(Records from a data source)
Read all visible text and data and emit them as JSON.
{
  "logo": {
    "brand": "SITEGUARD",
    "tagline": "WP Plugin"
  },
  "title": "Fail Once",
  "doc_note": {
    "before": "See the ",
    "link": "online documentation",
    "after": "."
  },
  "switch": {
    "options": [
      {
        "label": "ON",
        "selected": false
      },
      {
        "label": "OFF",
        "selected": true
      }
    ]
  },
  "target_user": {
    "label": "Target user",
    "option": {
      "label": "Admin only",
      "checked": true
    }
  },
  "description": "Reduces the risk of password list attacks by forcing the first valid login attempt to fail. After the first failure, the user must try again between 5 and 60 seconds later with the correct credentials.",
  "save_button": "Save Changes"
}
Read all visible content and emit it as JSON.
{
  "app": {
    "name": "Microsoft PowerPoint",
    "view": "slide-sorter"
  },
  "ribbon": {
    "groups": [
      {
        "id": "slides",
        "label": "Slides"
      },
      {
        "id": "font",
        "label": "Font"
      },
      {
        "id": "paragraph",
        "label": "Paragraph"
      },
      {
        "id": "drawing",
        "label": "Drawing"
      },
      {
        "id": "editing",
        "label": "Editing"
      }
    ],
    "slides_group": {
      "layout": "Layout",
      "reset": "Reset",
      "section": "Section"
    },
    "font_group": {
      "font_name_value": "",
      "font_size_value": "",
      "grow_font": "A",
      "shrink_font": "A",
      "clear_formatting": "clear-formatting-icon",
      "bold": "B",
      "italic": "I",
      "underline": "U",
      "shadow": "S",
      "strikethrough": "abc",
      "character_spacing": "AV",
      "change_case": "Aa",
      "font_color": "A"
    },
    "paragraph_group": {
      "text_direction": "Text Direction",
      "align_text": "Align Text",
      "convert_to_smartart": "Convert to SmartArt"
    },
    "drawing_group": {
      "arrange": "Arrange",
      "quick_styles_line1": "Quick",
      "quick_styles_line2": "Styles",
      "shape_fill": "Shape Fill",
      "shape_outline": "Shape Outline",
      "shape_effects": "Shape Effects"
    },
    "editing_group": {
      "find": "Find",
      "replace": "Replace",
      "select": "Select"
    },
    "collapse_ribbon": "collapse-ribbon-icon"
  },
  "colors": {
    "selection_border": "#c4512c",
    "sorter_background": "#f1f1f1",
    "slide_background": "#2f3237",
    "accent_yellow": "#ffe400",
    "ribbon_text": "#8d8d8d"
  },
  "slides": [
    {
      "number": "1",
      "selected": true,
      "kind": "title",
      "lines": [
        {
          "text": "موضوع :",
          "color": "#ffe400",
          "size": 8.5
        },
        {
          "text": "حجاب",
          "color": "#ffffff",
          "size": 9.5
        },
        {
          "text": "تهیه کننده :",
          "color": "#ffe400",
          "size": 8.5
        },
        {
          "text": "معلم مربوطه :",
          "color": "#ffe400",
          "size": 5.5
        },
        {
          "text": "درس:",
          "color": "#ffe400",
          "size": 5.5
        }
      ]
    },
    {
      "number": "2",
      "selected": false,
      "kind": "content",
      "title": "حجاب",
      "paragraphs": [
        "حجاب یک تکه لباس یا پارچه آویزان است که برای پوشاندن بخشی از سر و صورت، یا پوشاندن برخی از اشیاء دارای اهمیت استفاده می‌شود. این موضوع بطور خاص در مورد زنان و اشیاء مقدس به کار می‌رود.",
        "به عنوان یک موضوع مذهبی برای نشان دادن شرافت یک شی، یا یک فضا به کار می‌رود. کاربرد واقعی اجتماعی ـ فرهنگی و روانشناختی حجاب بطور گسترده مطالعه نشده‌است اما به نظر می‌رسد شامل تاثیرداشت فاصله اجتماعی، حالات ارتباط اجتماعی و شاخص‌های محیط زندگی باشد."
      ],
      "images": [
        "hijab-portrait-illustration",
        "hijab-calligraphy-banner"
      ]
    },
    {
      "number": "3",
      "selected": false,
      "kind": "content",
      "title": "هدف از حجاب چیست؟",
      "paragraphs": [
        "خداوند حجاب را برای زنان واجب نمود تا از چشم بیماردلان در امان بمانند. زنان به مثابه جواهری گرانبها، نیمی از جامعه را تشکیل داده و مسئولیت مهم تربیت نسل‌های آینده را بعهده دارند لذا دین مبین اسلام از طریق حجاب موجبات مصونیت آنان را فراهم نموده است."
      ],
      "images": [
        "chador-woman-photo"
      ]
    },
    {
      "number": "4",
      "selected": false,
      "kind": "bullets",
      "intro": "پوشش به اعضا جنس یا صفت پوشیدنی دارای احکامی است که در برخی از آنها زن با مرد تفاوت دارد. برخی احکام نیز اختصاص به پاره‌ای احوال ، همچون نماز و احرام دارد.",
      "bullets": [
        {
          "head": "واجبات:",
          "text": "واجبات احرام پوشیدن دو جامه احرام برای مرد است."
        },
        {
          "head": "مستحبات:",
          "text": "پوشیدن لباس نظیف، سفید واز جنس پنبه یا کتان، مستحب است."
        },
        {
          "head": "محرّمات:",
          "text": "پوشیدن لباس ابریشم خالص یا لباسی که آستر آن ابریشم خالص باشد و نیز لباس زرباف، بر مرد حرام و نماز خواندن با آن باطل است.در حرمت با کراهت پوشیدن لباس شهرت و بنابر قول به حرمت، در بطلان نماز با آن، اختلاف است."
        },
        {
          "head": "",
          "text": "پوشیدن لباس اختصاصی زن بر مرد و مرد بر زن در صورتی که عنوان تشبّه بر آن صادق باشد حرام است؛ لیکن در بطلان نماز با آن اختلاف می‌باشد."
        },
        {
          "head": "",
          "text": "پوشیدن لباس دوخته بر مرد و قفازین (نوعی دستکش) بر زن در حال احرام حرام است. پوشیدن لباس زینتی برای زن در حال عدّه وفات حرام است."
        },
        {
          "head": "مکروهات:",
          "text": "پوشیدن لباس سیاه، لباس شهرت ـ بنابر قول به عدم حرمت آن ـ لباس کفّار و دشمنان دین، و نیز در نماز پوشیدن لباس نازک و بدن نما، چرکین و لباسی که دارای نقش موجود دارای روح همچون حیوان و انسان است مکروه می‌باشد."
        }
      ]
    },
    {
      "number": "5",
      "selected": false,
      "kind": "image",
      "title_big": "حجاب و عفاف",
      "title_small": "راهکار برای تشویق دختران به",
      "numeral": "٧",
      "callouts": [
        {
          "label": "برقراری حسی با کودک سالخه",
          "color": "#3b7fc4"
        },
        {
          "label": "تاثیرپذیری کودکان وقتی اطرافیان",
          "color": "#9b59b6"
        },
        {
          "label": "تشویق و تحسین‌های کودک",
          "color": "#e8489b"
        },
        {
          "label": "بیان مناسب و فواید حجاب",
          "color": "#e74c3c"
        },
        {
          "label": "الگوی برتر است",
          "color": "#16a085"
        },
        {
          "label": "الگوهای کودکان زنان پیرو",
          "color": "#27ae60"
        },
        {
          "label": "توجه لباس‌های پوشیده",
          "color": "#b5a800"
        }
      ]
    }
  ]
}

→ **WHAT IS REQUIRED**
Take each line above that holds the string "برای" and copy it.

→ **RESPONSE TO THIS TASK**
        "حجاب یک تکه لباس یا پارچه آویزان است که برای پوشاندن بخشی از سر و صورت، یا پوشاندن برخی از اشیاء دارای اهمیت استفاده می‌شود. این موضوع بطور خاص در مورد زنان و اشیاء مقدس به کار می‌رود.",
        "به عنوان یک موضوع مذهبی برای نشان دادن شرافت یک شی، یا یک فضا به کار می‌رود. کاربرد واقعی اجتماعی ـ فرهنگی و روانشناختی حجاب بطور گسترده مطالعه نشده‌است اما به نظر می‌رسد شامل تاثیرداشت فاصله اجتماعی، حالات ارتباط اجتماعی و شاخص‌های محیط زندگی باشد."
        "خداوند حجاب را برای زنان واجب نمود تا از چشم بیماردلان در امان بمانند. زنان به مثابه جواهری گرانبها، نیمی از جامعه را تشکیل داده و مسئولیت مهم تربیت نسل‌های آینده را بعهده دارند لذا دین مبین اسلام از طریق حجاب موجبات مصونیت آنان را فراهم نموده است."
          "text": "واجبات احرام پوشیدن دو جامه احرام برای مرد است."
          "text": "پوشیدن لباس دوخته بر مرد و قفازین (نوعی دستکش) بر زن در حال احرام حرام است. پوشیدن لباس زینتی برای زن در حال عدّه وفات حرام است."
      "title_small": "راهکار برای تشویق دختران به",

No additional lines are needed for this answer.